_Action item_. Word for word, restate each entry in the listing below.

_Dataset_.
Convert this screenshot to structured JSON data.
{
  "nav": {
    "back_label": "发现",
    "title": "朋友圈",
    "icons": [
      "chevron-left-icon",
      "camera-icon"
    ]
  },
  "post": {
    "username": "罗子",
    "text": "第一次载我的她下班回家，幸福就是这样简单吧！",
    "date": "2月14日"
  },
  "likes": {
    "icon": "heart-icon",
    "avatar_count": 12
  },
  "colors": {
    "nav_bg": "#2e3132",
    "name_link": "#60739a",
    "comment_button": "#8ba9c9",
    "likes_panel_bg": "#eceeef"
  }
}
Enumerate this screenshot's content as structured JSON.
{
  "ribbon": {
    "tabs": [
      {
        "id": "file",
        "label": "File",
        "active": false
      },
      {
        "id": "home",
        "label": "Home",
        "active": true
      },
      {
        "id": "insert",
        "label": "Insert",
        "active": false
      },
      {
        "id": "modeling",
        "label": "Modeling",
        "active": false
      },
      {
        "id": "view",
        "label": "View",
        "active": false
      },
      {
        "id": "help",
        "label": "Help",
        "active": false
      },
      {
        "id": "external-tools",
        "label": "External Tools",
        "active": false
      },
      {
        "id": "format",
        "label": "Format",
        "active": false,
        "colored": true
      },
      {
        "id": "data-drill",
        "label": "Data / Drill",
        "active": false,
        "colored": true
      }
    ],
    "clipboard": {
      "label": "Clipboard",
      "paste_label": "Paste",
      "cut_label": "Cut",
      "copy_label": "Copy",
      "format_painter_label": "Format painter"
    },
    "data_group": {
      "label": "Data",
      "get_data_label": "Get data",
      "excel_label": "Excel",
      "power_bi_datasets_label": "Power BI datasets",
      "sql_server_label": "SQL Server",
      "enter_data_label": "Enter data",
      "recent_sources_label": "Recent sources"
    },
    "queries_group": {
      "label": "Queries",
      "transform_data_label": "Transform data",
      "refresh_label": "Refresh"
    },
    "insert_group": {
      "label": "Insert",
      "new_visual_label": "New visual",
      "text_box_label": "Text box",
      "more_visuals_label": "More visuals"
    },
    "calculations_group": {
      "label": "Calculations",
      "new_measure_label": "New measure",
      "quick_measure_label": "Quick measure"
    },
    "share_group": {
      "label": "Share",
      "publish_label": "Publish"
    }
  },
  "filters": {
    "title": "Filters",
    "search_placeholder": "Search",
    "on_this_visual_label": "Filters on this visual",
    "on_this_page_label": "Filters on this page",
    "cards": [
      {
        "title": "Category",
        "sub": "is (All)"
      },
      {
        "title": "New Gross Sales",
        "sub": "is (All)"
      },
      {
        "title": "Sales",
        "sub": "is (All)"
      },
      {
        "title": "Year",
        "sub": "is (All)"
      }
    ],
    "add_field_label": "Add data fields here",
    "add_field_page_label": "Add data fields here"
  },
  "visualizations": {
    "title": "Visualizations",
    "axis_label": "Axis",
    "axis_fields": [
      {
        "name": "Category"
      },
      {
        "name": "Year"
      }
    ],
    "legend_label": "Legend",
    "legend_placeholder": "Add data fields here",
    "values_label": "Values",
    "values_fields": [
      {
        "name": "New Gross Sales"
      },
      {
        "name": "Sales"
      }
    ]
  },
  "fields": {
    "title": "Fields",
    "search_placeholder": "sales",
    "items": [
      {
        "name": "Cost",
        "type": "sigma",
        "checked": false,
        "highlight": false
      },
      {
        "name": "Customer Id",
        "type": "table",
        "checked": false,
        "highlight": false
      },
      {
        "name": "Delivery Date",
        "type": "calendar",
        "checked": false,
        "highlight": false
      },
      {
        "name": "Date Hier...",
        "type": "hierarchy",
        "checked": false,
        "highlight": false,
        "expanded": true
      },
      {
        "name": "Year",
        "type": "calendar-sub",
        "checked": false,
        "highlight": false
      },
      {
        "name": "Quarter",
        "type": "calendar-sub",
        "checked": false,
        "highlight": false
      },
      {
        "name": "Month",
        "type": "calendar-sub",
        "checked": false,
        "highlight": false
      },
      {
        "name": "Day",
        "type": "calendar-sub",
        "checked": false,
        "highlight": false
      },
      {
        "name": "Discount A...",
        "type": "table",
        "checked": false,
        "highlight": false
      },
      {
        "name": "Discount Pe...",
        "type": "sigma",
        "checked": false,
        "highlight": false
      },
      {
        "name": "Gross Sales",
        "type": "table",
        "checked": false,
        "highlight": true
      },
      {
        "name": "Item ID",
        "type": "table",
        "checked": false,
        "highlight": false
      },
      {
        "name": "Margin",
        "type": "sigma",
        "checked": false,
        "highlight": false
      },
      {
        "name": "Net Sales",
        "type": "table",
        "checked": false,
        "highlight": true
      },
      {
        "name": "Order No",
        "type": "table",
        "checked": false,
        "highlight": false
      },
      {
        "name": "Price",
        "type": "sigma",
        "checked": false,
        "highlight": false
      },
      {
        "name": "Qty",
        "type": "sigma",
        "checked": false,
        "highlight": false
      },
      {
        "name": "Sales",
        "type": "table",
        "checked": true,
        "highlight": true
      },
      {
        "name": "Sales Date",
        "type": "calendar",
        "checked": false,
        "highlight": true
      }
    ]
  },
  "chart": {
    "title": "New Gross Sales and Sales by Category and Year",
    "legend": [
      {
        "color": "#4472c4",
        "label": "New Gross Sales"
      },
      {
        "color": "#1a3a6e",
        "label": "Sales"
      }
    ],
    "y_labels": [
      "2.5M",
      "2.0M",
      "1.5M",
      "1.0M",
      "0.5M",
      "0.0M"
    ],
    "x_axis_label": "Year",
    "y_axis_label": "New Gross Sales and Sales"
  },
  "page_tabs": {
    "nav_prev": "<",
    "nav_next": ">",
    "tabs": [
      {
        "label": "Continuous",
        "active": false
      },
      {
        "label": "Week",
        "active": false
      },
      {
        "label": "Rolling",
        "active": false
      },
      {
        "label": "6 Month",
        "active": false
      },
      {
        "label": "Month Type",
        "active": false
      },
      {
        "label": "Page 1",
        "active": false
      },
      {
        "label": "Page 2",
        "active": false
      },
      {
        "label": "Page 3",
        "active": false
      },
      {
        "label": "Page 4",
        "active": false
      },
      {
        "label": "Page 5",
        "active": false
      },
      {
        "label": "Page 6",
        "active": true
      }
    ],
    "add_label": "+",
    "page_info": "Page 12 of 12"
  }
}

_Answer space_.
Convert this screenshot to structured JSON data.
{
  "nav": {
    "back_label": "发现",
    "title": "朋友圈",
    "icons": [
      "chevron-left-icon",
      "camera-icon"
    ]
  },
  "post": {
    "username": "罗子",
    "text": "第一次载我的她下班回家，幸福就是这样简单吧！",
    "date": "2月14日"
  },
  "likes": {
    "icon": "heart-icon",
    "avatar_count": 12
  },
  "colors": {
    "nav_bg": "#2e3132",
    "name_link": "#60739a",
    "comment_button": "#8ba9c9",
    "likes_panel_bg": "#eceeef"
  }
}
Enumerate this screenshot's content as structured JSON.
{
  "ribbon": {
    "tabs": [
      {
        "id": "file",
        "label": "File",
        "active": false
      },
      {
        "id": "home",
        "label": "Home",
        "active": true
      },
      {
        "id": "insert",
        "label": "Insert",
        "active": false
      },
      {
        "id": "modeling",
        "label": "Modeling",
        "active": false
      },
      {
        "id": "view",
        "label": "View",
        "active": false
      },
      {
        "id": "help",
        "label": "Help",
        "active": false
      },
      {
        "id": "external-tools",
        "label": "External Tools",
        "active": false
      },
      {
        "id": "format",
        "label": "Format",
        "active": false,
        "colored": true
      },
      {
        "id": "data-drill",
        "label": "Data / Drill",
        "active": false,
        "colored": true
      }
    ],
    "clipboard": {
      "label": "Clipboard",
      "paste_label": "Paste",
      "cut_label": "Cut",
      "copy_label": "Copy",
      "format_painter_label": "Format painter"
    },
    "data_group": {
      "label": "Data",
      "get_data_label": "Get data",
      "excel_label": "Excel",
      "power_bi_datasets_label": "Power BI datasets",
      "sql_server_label": "SQL Server",
      "enter_data_label": "Enter data",
      "recent_sources_label": "Recent sources"
    },
    "queries_group": {
      "label": "Queries",
      "transform_data_label": "Transform data",
      "refresh_label": "Refresh"
    },
    "insert_group": {
      "label": "Insert",
      "new_visual_label": "New visual",
      "text_box_label": "Text box",
      "more_visuals_label": "More visuals"
    },
    "calculations_group": {
      "label": "Calculations",
      "new_measure_label": "New measure",
      "quick_measure_label": "Quick measure"
    },
    "share_group": {
      "label": "Share",
      "publish_label": "Publish"
    }
  },
  "filters": {
    "title": "Filters",
    "search_placeholder": "Search",
    "on_this_visual_label": "Filters on this visual",
    "on_this_page_label": "Filters on this page",
    "cards": [
      {
        "title": "Category",
        "sub": "is (All)"
      },
      {
        "title": "New Gross Sales",
        "sub": "is (All)"
      },
      {
        "title": "Sales",
        "sub": "is (All)"
      },
      {
        "title": "Year",
        "sub": "is (All)"
      }
    ],
    "add_field_label": "Add data fields here",
    "add_field_page_label": "Add data fields here"
  },
  "visualizations": {
    "title": "Visualizations",
    "axis_label": "Axis",
    "axis_fields": [
      {
        "name": "Category"
      },
      {
        "name": "Year"
      }
    ],
    "legend_label": "Legend",
    "legend_placeholder": "Add data fields here",
    "values_label": "Values",
    "values_fields": [
      {
        "name": "New Gross Sales"
      },
      {
        "name": "Sales"
      }
    ]
  },
  "fields": {
    "title": "Fields",
    "search_placeholder": "sales",
    "items": [
      {
        "name": "Cost",
        "type": "sigma",
        "checked": false,
        "highlight": false
      },
      {
        "name": "Customer Id",
        "type": "table",
        "checked": false,
        "highlight": false
      },
      {
        "name": "Delivery Date",
        "type": "calendar",
        "checked": false,
        "highlight": false
      },
      {
        "name": "Date Hier...",
        "type": "hierarchy",
        "checked": false,
        "highlight": false,
        "expanded": true
      },
      {
        "name": "Year",
        "type": "calendar-sub",
        "checked": false,
        "highlight": false
      },
      {
        "name": "Quarter",
        "type": "calendar-sub",
        "checked": false,
        "highlight": false
      },
      {
        "name": "Month",
        "type": "calendar-sub",
        "checked": false,
        "highlight": false
      },
      {
        "name": "Day",
        "type": "calendar-sub",
        "checked": false,
        "highlight": false
      },
      {
        "name": "Discount A...",
        "type": "table",
        "checked": false,
        "highlight": false
      },
      {
        "name": "Discount Pe...",
        "type": "sigma",
        "checked": false,
        "highlight": false
      },
      {
        "name": "Gross Sales",
        "type": "table",
        "checked": false,
        "highlight": true
      },
      {
        "name": "Item ID",
        "type": "table",
        "checked": false,
        "highlight": false
      },
      {
        "name": "Margin",
        "type": "sigma",
        "checked": false,
        "highlight": false
      },
      {
        "name": "Net Sales",
        "type": "table",
        "checked": false,
        "highlight": true
      },
      {
        "name": "Order No",
        "type": "table",
        "checked": false,
        "highlight": false
      },
      {
        "name": "Price",
        "type": "sigma",
        "checked": false,
        "highlight": false
      },
      {
        "name": "Qty",
        "type": "sigma",
        "checked": false,
        "highlight": false
      },
      {
        "name": "Sales",
        "type": "table",
        "checked": true,
        "highlight": true
      },
      {
        "name": "Sales Date",
        "type": "calendar",
        "checked": false,
        "highlight": true
      }
    ]
  },
  "chart": {
    "title": "New Gross Sales and Sales by Category and Year",
    "legend": [
      {
        "color": "#4472c4",
        "label": "New Gross Sales"
      },
      {
        "color": "#1a3a6e",
        "label": "Sales"
      }
    ],
    "y_labels": [
      "2.5M",
      "2.0M",
      "1.5M",
      "1.0M",
      "0.5M",
      "0.0M"
    ],
    "x_axis_label": "Year",
    "y_axis_label": "New Gross Sales and Sales"
  },
  "page_tabs": {
    "nav_prev": "<",
    "nav_next": ">",
    "tabs": [
      {
        "label": "Continuous",
        "active": false
      },
      {
        "label": "Week",
        "active": false
      },
      {
        "label": "Rolling",
        "active": false
      },
      {
        "label": "6 Month",
        "active": false
      },
      {
        "label": "Month Type",
        "active": false
      },
      {
        "label": "Page 1",
        "active": false
      },
      {
        "label": "Page 2",
        "active": false
      },
      {
        "label": "Page 3",
        "active": false
      },
      {
        "label": "Page 4",
        "active": false
      },
      {
        "label": "Page 5",
        "active": false
      },
      {
        "label": "Page 6",
        "active": true
      }
    ],
    "add_label": "+",
    "page_info": "Page 12 of 12"
  }
}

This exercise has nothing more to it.